More likely, though, it’s because Rogen’s hosting style isn’t particularly flashy. In movies, he gravitates toward genial, laid-back sensitive bro types; in his past stints on SNL, he’s done much of the same, give or take a pair of Muppets sketches that had him donning a big, furry suit. (Dear Internet: Why is “Muppets Hit & Run” not available anywhere online? This is a travesty!) Rogen isn’t much of an impressionist, or an insanely energetic, up-for-anything quintuple threat type — he’s more of a Jason Sudeikis-esque everyguy, but nerdier and schlubier and more likely to talk about being Jewish. (And he’s hosting just in time for Passover — what a mensch.)

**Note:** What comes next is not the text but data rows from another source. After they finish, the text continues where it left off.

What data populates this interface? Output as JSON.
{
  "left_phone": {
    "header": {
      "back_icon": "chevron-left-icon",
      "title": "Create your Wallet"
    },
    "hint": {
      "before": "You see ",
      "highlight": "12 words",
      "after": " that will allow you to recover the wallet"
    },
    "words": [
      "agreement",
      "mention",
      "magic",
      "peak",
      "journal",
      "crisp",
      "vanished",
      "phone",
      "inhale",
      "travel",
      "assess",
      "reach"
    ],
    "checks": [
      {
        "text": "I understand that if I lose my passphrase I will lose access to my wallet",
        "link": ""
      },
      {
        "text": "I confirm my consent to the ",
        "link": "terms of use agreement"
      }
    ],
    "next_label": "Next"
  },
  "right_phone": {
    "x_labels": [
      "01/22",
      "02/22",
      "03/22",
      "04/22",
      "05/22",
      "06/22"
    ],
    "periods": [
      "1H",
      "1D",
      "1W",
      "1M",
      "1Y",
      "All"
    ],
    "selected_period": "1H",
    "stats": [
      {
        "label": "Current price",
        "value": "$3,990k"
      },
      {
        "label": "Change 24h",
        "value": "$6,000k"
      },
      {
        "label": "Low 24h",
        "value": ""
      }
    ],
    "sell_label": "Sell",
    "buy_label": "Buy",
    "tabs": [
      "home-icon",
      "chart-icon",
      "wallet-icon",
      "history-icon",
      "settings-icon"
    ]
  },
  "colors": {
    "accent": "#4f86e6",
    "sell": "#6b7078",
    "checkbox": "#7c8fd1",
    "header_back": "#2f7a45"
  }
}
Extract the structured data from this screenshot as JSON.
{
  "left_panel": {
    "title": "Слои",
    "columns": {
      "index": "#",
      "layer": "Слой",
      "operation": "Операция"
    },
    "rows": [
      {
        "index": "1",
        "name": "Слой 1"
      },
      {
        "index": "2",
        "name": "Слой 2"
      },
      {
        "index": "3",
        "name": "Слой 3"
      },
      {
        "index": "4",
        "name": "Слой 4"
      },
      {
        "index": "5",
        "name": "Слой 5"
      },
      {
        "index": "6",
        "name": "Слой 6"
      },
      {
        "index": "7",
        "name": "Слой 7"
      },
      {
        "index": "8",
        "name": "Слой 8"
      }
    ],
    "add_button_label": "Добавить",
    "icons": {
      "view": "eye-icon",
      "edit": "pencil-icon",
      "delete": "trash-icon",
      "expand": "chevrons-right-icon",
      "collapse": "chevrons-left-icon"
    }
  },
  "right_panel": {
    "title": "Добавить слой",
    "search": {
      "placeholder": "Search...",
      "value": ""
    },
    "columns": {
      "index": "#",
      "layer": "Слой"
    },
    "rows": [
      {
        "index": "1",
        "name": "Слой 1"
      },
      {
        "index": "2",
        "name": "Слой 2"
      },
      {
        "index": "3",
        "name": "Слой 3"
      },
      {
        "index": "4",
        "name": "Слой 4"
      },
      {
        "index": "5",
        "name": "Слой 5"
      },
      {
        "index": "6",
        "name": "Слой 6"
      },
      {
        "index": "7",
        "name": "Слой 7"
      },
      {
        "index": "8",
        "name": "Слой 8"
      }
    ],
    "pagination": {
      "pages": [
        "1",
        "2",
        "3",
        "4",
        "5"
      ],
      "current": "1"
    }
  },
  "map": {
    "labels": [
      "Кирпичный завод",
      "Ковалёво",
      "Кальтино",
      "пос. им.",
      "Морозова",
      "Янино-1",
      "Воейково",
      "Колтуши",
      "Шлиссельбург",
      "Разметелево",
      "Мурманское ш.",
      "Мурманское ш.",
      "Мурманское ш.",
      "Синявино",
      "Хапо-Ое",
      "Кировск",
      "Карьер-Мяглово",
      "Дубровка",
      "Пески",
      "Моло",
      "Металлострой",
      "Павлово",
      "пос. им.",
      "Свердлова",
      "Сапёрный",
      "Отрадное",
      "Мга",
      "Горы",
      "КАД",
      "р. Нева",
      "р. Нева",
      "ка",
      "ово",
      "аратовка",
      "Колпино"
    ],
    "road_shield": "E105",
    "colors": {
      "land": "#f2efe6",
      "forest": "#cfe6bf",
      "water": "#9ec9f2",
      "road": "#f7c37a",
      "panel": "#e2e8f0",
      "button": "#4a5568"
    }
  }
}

Having great vocal range typically implies an ability to sing in a variety of octaves. I’ll take it on faith that Anna Kendrick, who hosted Saturday Night Live this weekend, has that gift to a certain degree. But I’m more impressed by Kendrick’s other musical range: the ability to sing a G-rated version of a beloved Disney princess tune and a raunchy ditty that includes the lyric, “Each dong is like a snowflake.”

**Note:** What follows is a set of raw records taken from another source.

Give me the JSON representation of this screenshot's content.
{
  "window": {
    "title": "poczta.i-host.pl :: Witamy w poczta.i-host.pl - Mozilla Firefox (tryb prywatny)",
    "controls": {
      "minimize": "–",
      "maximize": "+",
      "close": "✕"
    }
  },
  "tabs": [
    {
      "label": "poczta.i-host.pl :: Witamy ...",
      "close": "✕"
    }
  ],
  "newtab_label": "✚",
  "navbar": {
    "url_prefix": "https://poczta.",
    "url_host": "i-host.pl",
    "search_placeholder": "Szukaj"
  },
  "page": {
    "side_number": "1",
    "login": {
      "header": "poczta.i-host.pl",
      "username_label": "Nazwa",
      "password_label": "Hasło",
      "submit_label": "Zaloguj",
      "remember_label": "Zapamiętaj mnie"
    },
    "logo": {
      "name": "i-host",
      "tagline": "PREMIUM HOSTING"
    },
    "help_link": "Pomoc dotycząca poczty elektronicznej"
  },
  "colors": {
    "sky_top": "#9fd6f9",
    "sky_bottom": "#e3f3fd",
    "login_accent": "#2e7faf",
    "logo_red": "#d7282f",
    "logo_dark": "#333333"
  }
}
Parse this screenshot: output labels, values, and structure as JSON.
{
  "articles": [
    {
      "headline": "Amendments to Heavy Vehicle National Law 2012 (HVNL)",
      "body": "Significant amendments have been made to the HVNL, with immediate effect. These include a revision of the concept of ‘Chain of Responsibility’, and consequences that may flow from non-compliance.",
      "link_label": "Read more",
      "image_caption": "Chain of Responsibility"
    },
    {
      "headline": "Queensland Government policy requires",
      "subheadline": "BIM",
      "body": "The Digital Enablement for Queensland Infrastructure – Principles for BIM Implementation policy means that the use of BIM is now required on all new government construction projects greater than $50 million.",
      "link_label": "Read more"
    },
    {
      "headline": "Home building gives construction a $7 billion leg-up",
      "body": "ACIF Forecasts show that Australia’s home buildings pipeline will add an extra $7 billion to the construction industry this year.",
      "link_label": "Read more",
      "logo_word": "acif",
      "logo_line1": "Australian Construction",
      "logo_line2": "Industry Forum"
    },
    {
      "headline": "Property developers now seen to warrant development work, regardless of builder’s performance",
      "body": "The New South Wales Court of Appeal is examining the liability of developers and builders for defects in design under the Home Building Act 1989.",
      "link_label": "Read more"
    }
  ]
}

Kendrick’s show emphasized her singing background — not a bad way to go for the Pitch Perfect star. Perhaps the show was short on laugh-out-loud moments, but it still was a fine showcase for the actress. It will be interesting to see if the voters reward her in this week’s Mr. Saturday Night poll.
Last week’s host, Louis C.K., made an impression and pushed Jimmy Fallon out of the top spot, with 33.1 percent. Fallon dipped 12 points to 30.0 percent but remains a strong second. It seems nothing can deter Josh Hutcherson‘s fans, as his bloc remains solid with 22.9 percent. That’s up two points from last week. Melissa McCarthy narrowly dodged elimination for a third straight week, even though her support slipped from 13.5 to 10.4 percent. Lena Dunham got the hook instead after her numbers plummeted from 19.4 to 3.7 percent. READ FULL STORY
Get ready for SNL: The Musical.
The host: Anna Kendrick, who snagged an Oscar nomination for Up in the Air but is probably known best for crooning without accompaniment — unless you count a little cup percussion — in Pitch Perfect. Sondheim-lovers of a certain age may also remember the actress’ film debut as Fritzi, the most conniving girl at theater camp — and real Kendraholics know that even before that, at the age of 12, Kendrick was nominated for a Tony for her work in Broadway’s High Society (a musical adaptation of The Philadelphia Story).
Long story short: The lady can and will be singing tonight, maybe just in her monologue, possibly from the moment the cold open begins all the way to the end credits.
It’s too bad the Polar Vortex doesn’t inspire the same creativity as Hurricane Sandy.
When Louis C.K. first hosted SNL in 2012, his debut was nearly ruined by devastating weather. Against all odds, the show went on anyway — and it ended up being one of that fall’s more successful episodes. Although Saturday’s weather (in New York City, anyway) echoed 2012’s cold, rainy November, the show wasn’t quite as on point this time around. C.K. acquitted himself fairly well, minus a few flubbed lines and character breaks. That said, he only really let loose in his opening monologue, perhaps because it’s the only opportunity he had to do what he really does best.
So the show wasn’t great across the board — but it did have a few gems, including the night’s…
- Tracy Morgan responds to Walmart filing
- Harry Potter fan sets Guinness World Record
- Yvette Nicole Brown exits 'Community'
- 'NCIS: New Orleans' react: 'Carrier'
- David Fincher to direct HBO series 'Utopia'
- NBC, CBS win premiere week as Fox slips
- 'Rush Hour' TV series in the works
- Benjamin Walker in Nicholas Sparks' 'Choice'
- 'We Are Not Ourselves' film rights sold
- Dominic Cooper joins 'Agent Carter' cast